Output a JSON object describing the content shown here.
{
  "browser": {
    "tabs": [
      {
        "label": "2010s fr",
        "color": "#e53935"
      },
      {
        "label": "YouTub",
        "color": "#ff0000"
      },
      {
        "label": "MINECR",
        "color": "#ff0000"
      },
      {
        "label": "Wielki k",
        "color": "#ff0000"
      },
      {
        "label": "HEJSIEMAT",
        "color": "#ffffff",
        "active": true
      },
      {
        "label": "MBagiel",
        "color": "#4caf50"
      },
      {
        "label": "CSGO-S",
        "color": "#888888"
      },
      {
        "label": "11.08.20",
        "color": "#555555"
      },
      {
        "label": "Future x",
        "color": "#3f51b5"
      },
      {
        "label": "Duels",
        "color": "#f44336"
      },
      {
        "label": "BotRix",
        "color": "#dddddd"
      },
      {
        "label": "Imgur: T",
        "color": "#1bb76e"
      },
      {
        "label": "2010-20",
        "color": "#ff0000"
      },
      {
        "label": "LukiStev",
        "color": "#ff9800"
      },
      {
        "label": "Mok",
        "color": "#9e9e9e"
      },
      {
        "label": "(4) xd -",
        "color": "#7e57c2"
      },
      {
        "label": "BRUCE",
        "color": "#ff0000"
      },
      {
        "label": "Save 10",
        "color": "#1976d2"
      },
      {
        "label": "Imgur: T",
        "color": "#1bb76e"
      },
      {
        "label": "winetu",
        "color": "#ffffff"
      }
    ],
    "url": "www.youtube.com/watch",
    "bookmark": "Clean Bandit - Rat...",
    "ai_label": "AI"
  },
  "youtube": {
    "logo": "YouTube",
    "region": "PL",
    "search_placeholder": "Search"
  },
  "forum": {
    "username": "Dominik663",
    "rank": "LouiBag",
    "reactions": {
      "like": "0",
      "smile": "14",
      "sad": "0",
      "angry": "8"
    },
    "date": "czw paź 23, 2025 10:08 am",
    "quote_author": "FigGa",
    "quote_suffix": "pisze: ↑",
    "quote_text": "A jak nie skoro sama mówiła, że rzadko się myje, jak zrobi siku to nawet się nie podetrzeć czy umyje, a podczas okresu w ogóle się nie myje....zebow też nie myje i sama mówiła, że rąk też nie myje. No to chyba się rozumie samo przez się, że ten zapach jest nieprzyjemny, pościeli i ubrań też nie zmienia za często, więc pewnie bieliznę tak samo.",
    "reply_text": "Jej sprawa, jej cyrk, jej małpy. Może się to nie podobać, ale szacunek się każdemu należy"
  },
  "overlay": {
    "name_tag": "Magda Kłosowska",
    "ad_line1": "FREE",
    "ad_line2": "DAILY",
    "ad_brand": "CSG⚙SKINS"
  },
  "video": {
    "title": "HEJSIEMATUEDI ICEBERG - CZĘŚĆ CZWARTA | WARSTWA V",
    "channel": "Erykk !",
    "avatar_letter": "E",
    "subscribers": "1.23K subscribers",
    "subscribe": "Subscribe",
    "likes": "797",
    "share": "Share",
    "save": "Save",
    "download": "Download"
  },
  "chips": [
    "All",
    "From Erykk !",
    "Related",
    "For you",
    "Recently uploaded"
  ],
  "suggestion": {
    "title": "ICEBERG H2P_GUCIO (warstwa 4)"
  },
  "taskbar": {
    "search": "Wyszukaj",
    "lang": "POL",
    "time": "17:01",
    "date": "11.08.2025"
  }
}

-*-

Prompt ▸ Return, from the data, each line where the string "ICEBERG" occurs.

Task result ▸
    "title": "HEJSIEMATUEDI ICEBERG - CZĘŚĆ CZWARTA | WARSTWA V",
    "title": "ICEBERG H2P_GUCIO (warstwa 4)"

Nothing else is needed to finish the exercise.